Then, I realized that he was not happy because I was in the room at all with him.  I found out that entering the closet with another person is not acceptable, even though I was nowhere near him and the machine.  But, at that moment, before the gravity of this sunk it, I just waved at him and said, “go ahead.”  Then I turned completely around and looked out the window so he wouldn’t think I was after his PIN. Ha ha…little did he know that I could watch him from close up and never remember the digits if my life depended on it. Numbers don’t compute in my brain.

The comedy of this situation is that I was lugging 3 large plastic bags full of wet laundry to a nearby laundromat.  I have a washer in my apartment, but nobody has a drier. I was on my way to dry towels and blankets–since fall is setting in–at the laundromat.  I specifically entered the glass bank ATM closet so I could set down these heavy bags.

The man finished his top secret transaction and left. I took my turn at the machine and tried 4 times to withdraw cash and, of course, I couldn’t get the machine to work for me. When I finally accepted defeat (as I have become adept at doing here in fair Italia), I turned to leave, and picked up my 3 heavy laundry bags.  I noted that there were about 4 or 5 relatively patient people waiting just outside the glass door to use the ATM when I finished.  As I left, I wanted to tell them thank you for waiting outside the glass closet, but of course I don’t know the Italian words for any of this.  My baby Italian would not deliver the sarcasm I would have wanted to portray.

Lesson learned: in Italy, where the concept of personal space doesn’t exist in lines at the supermarket, the pharmacy, the airport, the train station…that concept is alive and well at the ATM glass closet.  Silly me.

For posterity, a marker in Florence

One of the millions of things I love about Italy is:  they never miss an opportunity to mark something for posterity.  No matter how modest the contribution.

Case in point, a stone’s throw from my home on the north end of Florence is an underground parking lot in a neighborhood known as the “Parterre.”  It serves a vital function of providing parking for some of the thousands of cars that cannot enter historic Florence on any given day, because the historic center is designated a pedestrian area and does not allow entry for unauthorized vehicles.

The above-ground section marking the Parterre is nothing much to brag about:

IMG_1383

But, nevertheless, the city’s leaders wanted credit given to the masterminds behind the underground parking, and to this end they installed a very grand-sounding plaque with inscriptions lauding them all.
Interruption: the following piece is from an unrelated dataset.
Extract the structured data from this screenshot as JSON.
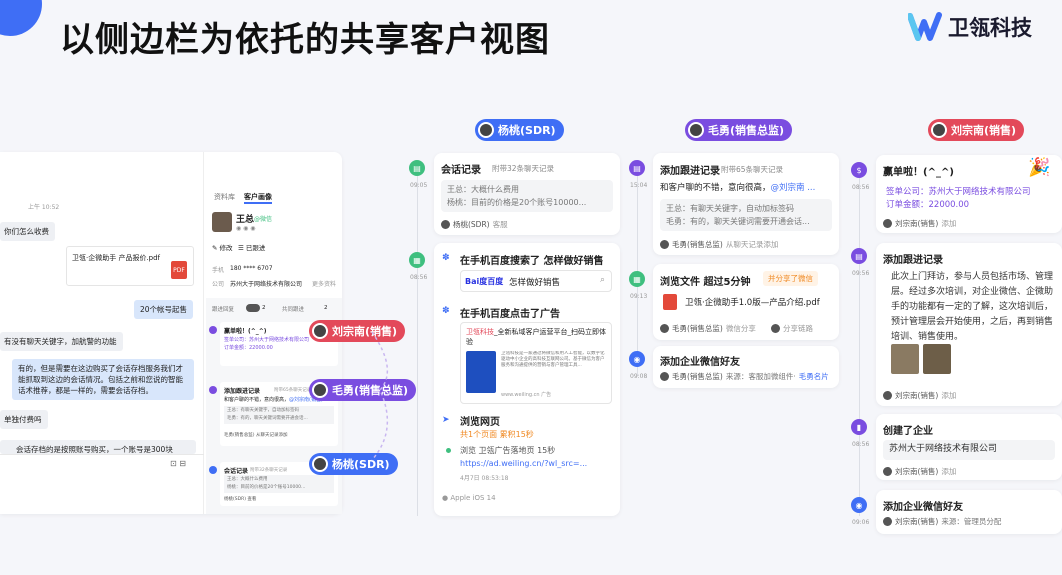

fullsizeoutput_1843

fullsizeoutput_1844

A bronze fountain composed of stacked toddlers

fullsizeoutput_1842

Poor Giorgio Vasari! I just don’t know what to make of the tiny little “piazza” that was named in Florence in his honor.  For the father of the history of art, I think he deserves something a little grander, don’t you?
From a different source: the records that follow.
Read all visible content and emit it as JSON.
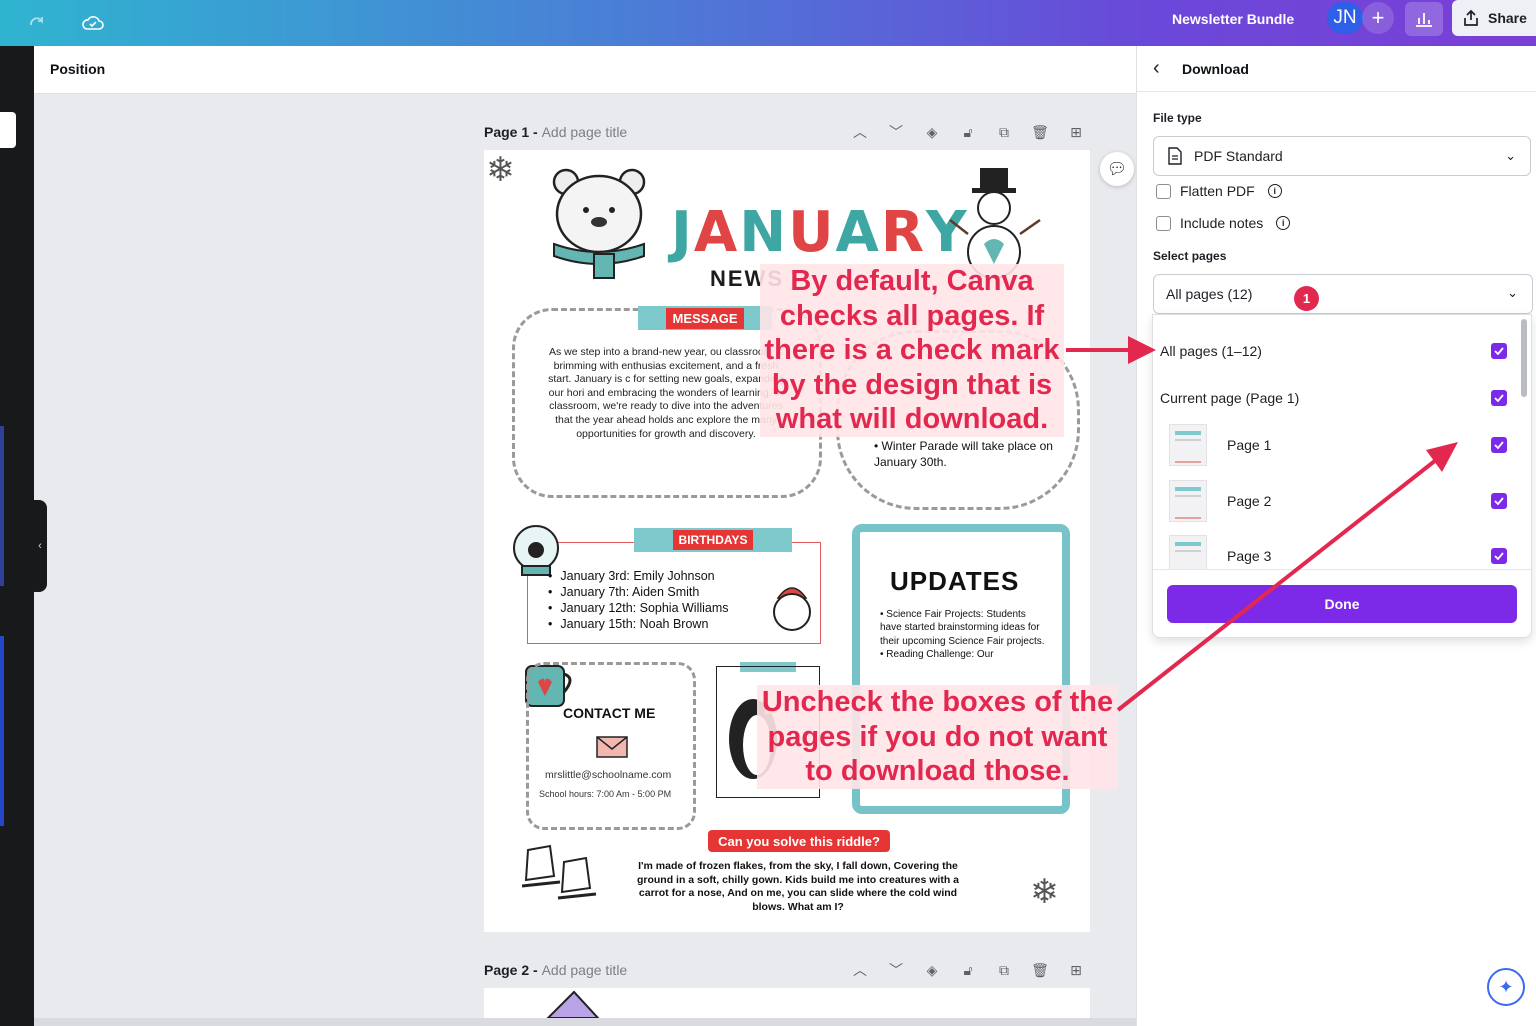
{
  "topbar": {
    "title": "Newsletter Bundle",
    "avatar_initials": "JN",
    "add_symbol": "+",
    "share_label": "Share"
  },
  "toolbar": {
    "position_label": "Position"
  },
  "pages": [
    {
      "label": "Page 1 - ",
      "title_placeholder": "Add page title"
    },
    {
      "label": "Page 2 - ",
      "title_placeholder": "Add page title"
    }
  ],
  "newsletter": {
    "title_letters": [
      "J",
      "A",
      "N",
      "U",
      "A",
      "R",
      "Y"
    ],
    "subtitle": "NEWS",
    "message_banner": "MESSAGE",
    "message_text": "As we step into a brand-new year, ou classroom is brimming with enthusias excitement, and a fresh start. January is c for setting new goals, expanding our hori and embracing the wonders of learning. In classroom, we're ready to dive into the adventures that the year ahead holds anc explore the many opportunities for growth and discovery.",
    "winter_parade": "Winter Parade will take place on January 30th.",
    "birthdays_banner": "BIRTHDAYS",
    "birthdays": [
      "January 3rd: Emily Johnson",
      "January 7th: Aiden Smith",
      "January 12th: Sophia Williams",
      "January 15th: Noah Brown"
    ],
    "updates_title": "UPDATES",
    "updates_items": [
      "Science Fair Projects: Students have started brainstorming ideas for their upcoming Science Fair projects.",
      "Reading Challenge: Our"
    ],
    "contact_title": "CONTACT ME",
    "contact_email": "mrslittle@schoolname.com",
    "contact_hours": "School hours: 7:00 Am - 5:00 PM",
    "riddle_banner": "Can you solve this riddle?",
    "riddle_text": "I'm made of frozen flakes, from the sky, I fall down, Covering the ground in a soft, chilly gown. Kids build me into creatures with a carrot for a nose, And on me, you can slide where the cold wind blows. What am I?"
  },
  "annotations": {
    "note1": "By default, Canva checks all pages. If there is a check mark by the design that is what will download.",
    "note2": "Uncheck the boxes of the pages if you do not want to download those.",
    "colors": {
      "accent": "#e3284f",
      "highlight": "#ffe4e8"
    }
  },
  "download_panel": {
    "title": "Download",
    "file_type_label": "File type",
    "file_type_value": "PDF Standard",
    "flatten_pdf": {
      "label": "Flatten PDF",
      "checked": false
    },
    "include_notes": {
      "label": "Include notes",
      "checked": false
    },
    "select_pages_label": "Select pages",
    "select_pages_value": "All pages (12)",
    "step_badge": "1",
    "options": [
      {
        "label": "All pages (1–12)",
        "checked": true,
        "thumb": false
      },
      {
        "label": "Current page (Page 1)",
        "checked": true,
        "thumb": false
      },
      {
        "label": "Page 1",
        "checked": true,
        "thumb": true
      },
      {
        "label": "Page 2",
        "checked": true,
        "thumb": true
      },
      {
        "label": "Page 3",
        "checked": true,
        "thumb": true
      }
    ],
    "done_label": "Done",
    "accent_color": "#7d2ae8"
  }
}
Honestly, the piazza is such a throw away space that I can’t even make a screenshot of a Google Maps image to add to this post.  The location isn’t even marked, other than being a pinpoint on a short street called “Piazza Giorgio Vasari.”
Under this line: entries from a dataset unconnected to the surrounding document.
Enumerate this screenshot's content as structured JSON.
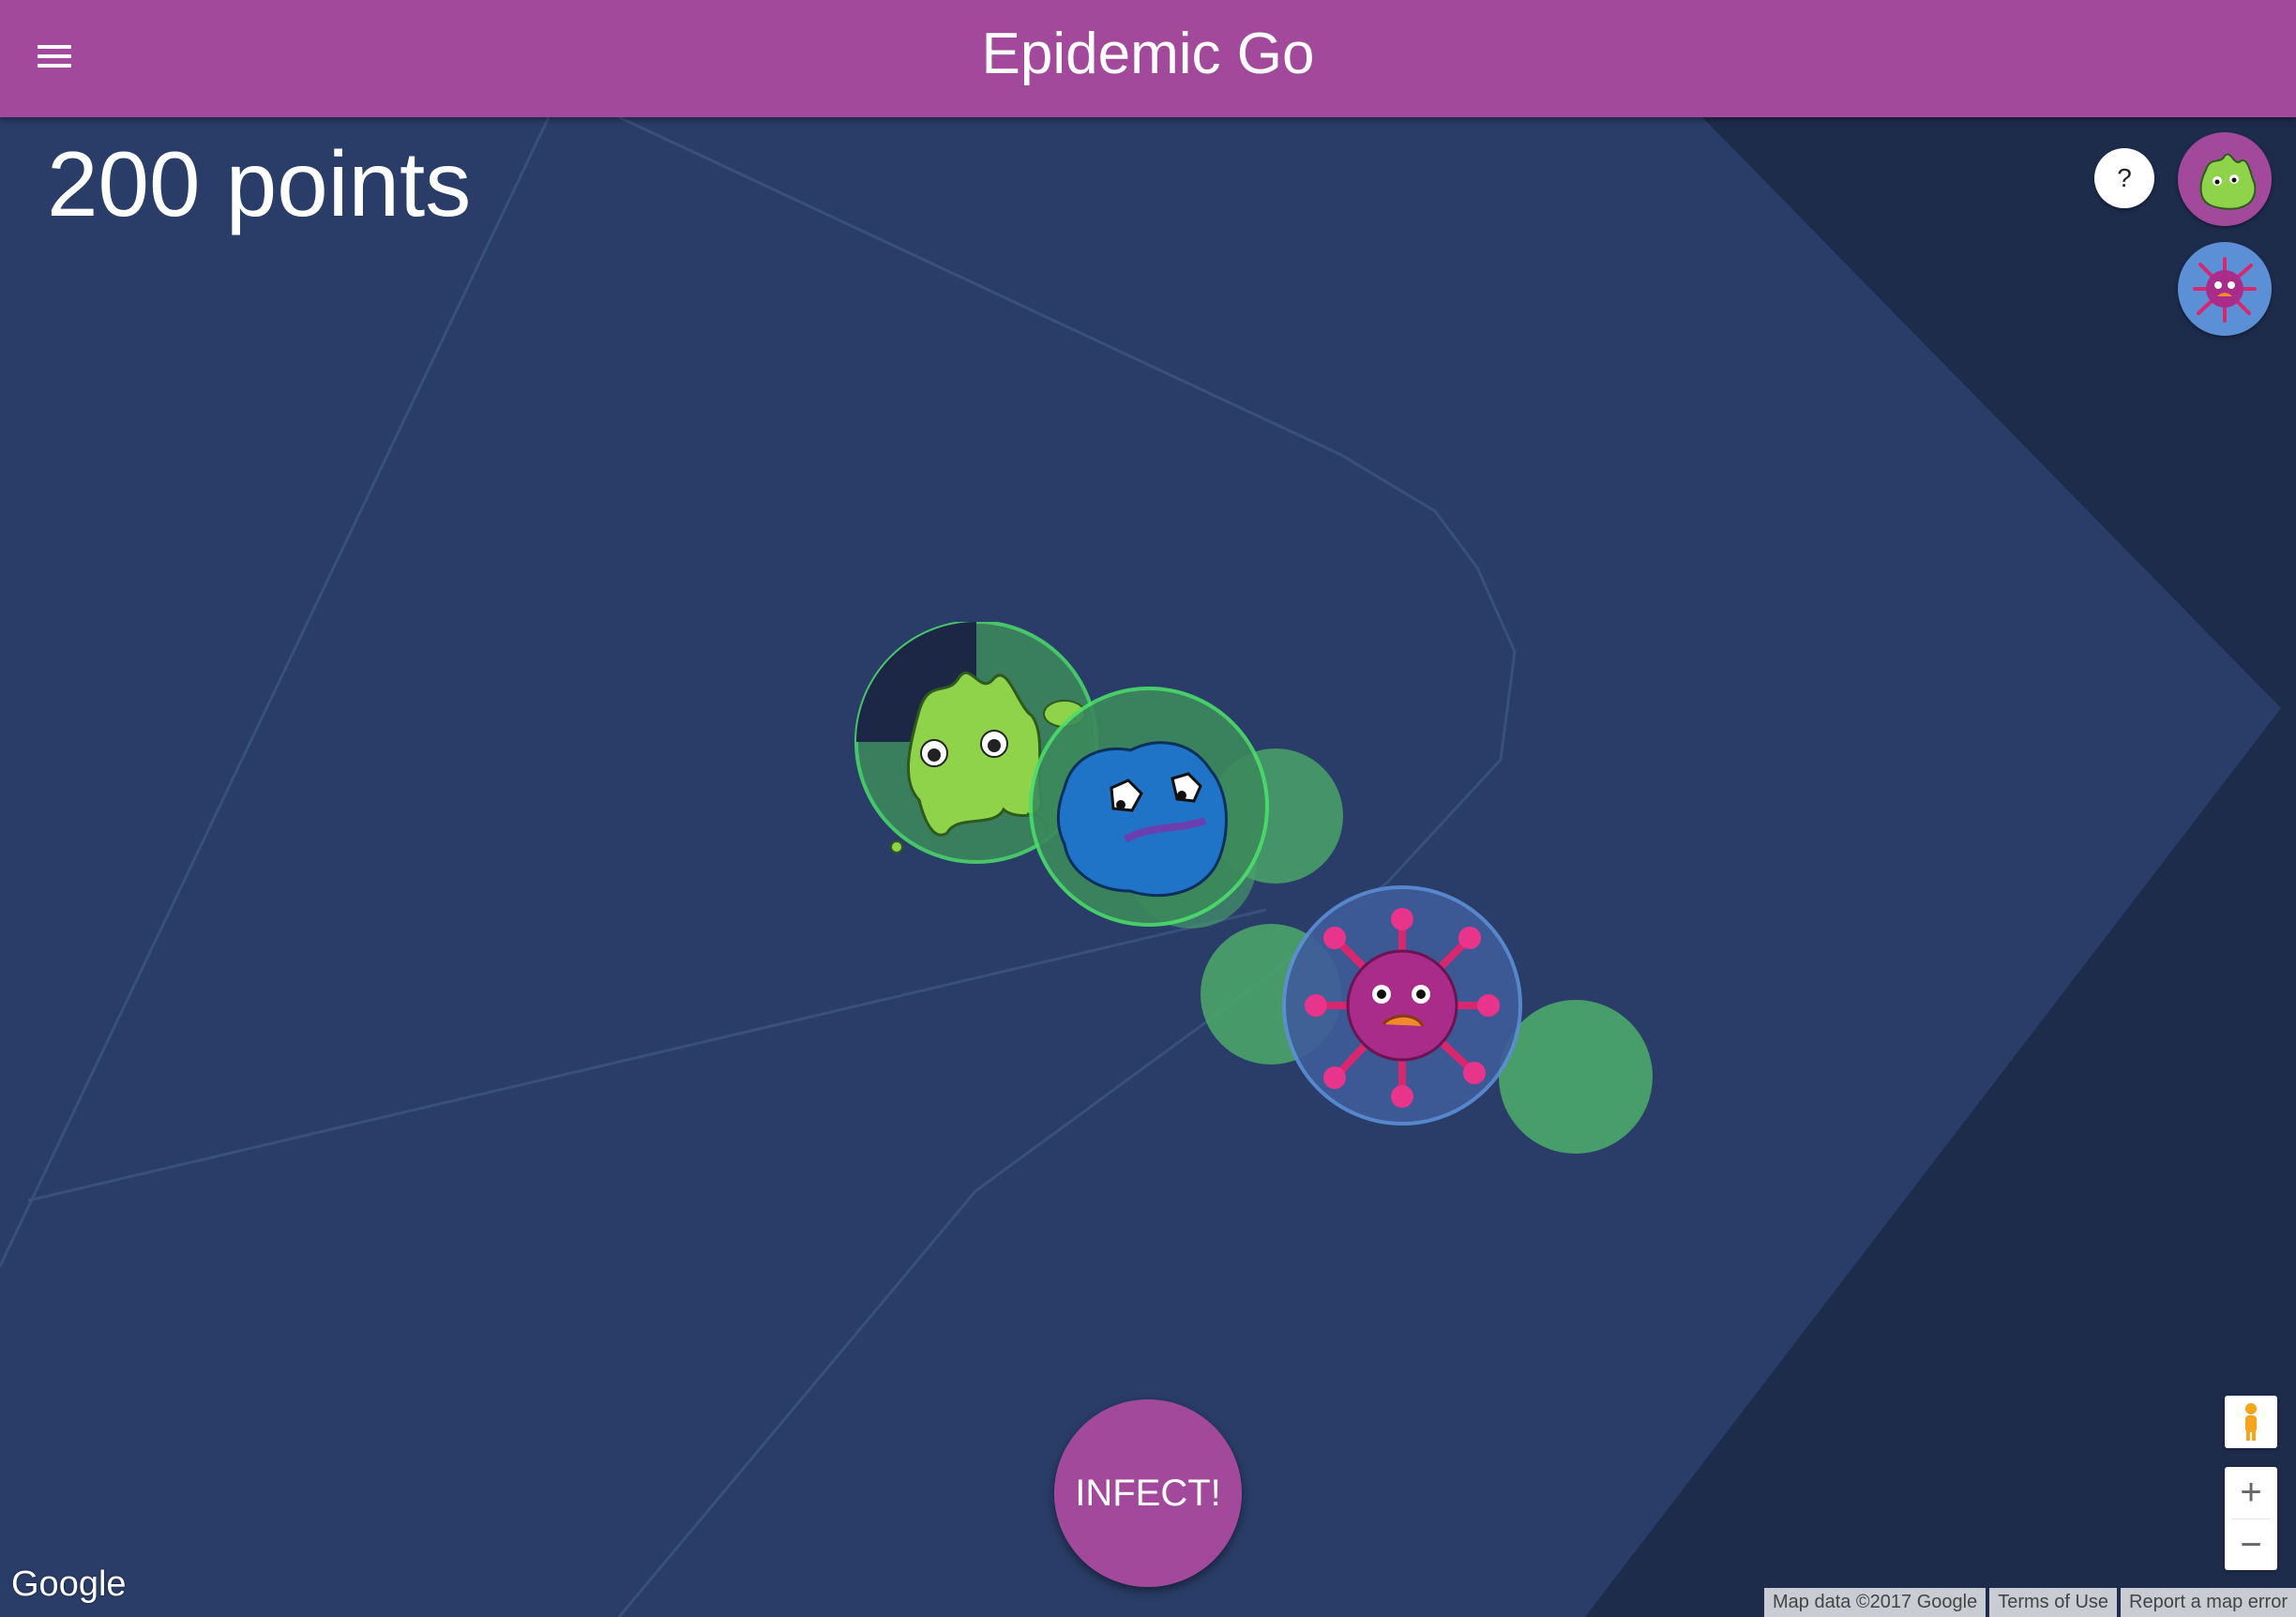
{
  "app": {
    "title": "Epidemic Go"
  },
  "score": {
    "text": "200 points"
  },
  "controls": {
    "help_label": "?",
    "infect_label": "INFECT!",
    "zoom_in": "+",
    "zoom_out": "−"
  },
  "players": [
    {
      "name": "green-slime",
      "bg": "#a2499b"
    },
    {
      "name": "pink-virus",
      "bg": "#5b8fd6"
    }
  ],
  "map": {
    "logo": "Google",
    "attribution": [
      "Map data ©2017 Google",
      "Terms of Use",
      "Report a map error"
    ],
    "colors": {
      "land": "#2a3d68",
      "water": "#1e2c4c",
      "road": "#38507c"
    }
  },
  "colors": {
    "accent": "#a2499b",
    "team_green": "#4cde6a",
    "team_blue": "#5b8fd6",
    "glow": "#4aa36a"
  }
}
So, because I am an intrepid searcher when it comes to arcane facts, here are the 3 things you should know about this unloved piazza on the north east side of Florence.

  1. It is named after Giorgio Vasari, who was a talented painter in his own right, but also the Father of Art History
  2. It is graced with a marker dedicated to all the citizens who were victims of war (sometimes this marker has a laurel wreath placed over it)

fullsizeoutput_1841

3. It has, at it’s center, a strange bronze sculpture of stacked toddlers

fullsizeoutput_183f

 

fullsizeoutput_1842

 

The next time I walk through the piazza, I will take a note on the foundry and artist markings on the fountain.  It was too dark this time.

Strange, but true, the fountain of stacked bambini marking the Piazza Giorgio Vasari!